Talking to Your Kids about Distracted Driving

Distracted Driving
Talking to Your Kids about Distracted Driving

Protecting our children is always a parent’s highest priority, but figuring out a way to keep them safe isn’t always so simple. In today’s society, where, social media and staying connected to one another is so relevant, how do we teach them that their safety is of the utmost importance? Posting the most recent selfie or responding to that text message right away may seem like the most important thing in the world to a teenager, but to a parent, it could be their worst nightmare.

Having any kind of “talk” with your children can be an awkward conversation for all parties, especially if it’s something that’s never applied to your life before. Perhaps your teen just received their driver’s license or maybe they carpool to school with a friend or neighbor?
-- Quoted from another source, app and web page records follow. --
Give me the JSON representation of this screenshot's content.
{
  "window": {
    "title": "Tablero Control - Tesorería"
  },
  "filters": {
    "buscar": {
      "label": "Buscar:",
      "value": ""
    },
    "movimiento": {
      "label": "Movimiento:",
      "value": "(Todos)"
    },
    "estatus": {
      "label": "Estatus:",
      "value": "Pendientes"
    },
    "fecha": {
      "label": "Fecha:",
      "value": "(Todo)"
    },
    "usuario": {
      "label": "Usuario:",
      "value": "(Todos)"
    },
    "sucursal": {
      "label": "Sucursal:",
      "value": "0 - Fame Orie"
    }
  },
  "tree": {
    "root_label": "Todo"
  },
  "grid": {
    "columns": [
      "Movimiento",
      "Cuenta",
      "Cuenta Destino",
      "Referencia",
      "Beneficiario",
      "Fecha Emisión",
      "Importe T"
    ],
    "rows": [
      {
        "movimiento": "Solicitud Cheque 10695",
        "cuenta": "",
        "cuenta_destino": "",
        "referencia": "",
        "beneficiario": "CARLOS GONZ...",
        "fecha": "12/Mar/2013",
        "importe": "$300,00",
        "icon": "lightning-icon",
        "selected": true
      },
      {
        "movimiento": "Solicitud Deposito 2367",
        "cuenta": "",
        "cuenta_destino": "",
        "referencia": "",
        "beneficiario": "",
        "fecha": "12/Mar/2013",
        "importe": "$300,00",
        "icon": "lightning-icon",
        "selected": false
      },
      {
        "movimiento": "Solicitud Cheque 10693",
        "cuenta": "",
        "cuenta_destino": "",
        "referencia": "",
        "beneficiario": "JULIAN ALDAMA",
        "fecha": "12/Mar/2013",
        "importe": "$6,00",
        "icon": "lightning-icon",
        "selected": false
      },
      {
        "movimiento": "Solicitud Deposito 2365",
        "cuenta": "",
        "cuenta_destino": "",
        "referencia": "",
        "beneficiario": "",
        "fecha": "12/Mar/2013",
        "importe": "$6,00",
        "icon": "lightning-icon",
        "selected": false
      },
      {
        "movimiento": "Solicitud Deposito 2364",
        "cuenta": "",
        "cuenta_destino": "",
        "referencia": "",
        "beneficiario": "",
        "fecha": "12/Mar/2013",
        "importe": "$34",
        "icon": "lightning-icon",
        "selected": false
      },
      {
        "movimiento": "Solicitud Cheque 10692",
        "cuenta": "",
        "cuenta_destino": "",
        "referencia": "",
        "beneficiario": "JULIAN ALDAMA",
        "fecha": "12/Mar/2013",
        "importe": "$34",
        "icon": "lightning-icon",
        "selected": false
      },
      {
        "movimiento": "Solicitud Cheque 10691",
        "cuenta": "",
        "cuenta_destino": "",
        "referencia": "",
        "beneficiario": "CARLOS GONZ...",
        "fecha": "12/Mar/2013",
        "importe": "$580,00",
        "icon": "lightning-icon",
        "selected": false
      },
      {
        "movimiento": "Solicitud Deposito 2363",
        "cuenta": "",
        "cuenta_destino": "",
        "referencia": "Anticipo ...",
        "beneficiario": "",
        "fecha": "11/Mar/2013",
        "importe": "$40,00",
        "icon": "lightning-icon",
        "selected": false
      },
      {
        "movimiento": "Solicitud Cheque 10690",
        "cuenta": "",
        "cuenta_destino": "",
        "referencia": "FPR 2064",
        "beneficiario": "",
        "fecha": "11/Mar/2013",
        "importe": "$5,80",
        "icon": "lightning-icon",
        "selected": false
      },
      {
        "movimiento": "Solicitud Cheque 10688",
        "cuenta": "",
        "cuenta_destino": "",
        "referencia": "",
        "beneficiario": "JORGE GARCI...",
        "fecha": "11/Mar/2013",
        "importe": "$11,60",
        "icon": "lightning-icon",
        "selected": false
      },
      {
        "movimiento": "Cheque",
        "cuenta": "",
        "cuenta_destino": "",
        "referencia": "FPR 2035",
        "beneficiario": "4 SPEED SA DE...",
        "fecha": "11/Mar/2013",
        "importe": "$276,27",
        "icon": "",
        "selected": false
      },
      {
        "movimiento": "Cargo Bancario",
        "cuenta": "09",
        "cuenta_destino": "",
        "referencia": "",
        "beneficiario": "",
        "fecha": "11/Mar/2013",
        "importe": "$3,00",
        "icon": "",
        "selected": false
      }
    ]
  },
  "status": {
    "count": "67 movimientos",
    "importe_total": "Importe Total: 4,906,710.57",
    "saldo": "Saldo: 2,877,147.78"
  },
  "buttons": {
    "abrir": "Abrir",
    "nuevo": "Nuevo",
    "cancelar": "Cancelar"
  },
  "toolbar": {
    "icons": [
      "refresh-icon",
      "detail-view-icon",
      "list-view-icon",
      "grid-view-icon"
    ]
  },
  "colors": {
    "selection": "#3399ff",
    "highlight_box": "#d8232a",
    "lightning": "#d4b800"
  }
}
In any situation, talking to your kids about distracted driving is a must-have conversation.

Lead by Example

The easiest—and possibly the most effective—way to protect your child against the dangers of distracted driving is leading by example. Make an effort to behave the way you would want your child to if they were behind the wheel. Put your phone away. Keep the volume on the radio at a moderate level. Wear your seat belt. In many aspects of life, we teach our children through our own behavior. Not only would you want your child to remain safe, but you want to make sure to protect yourself, as well.


Inform them. Of course, you don’t want to terrify your child, but they do need to understand the dangers of distracted driving.  This free course can equip you with the necessary tools to educate your family. Statistics are also a great way to do this.

According to, the US Government’s Official Website for Distracted Driving, traffic crashes are the number one cause of death for American teens.

  • 3,154 people were killed in distracted driving related accidents in 2013
  • As of December 2013, over 153 billion text messages were sent per month
  • Drivers under the age of 20 are the most likely to drive while distracted

Get Personal

Teenagers tend to listen better when you relate to them on a more personal level. Unfortunately there are countless stories from parents who have lost children because of distracted driving, including these stories of relatives who’ve lose their loved ones. Telling their stories—while sad—can make an impact on the choices your child makes while driving.

Get the Entire Family Involved

You don’t want your children to feel suffocated or as though you’re singling them out. A great way to get the entire family involved is by committing to drive distraction-free. You can take a pledge and promise one another to always drive safe. This way, everyone can be held accountable for their actions. You can also test your knowledge to see how prepared your family is.

What tips and suggestions do you have for parents? Share it with us in the comments section below!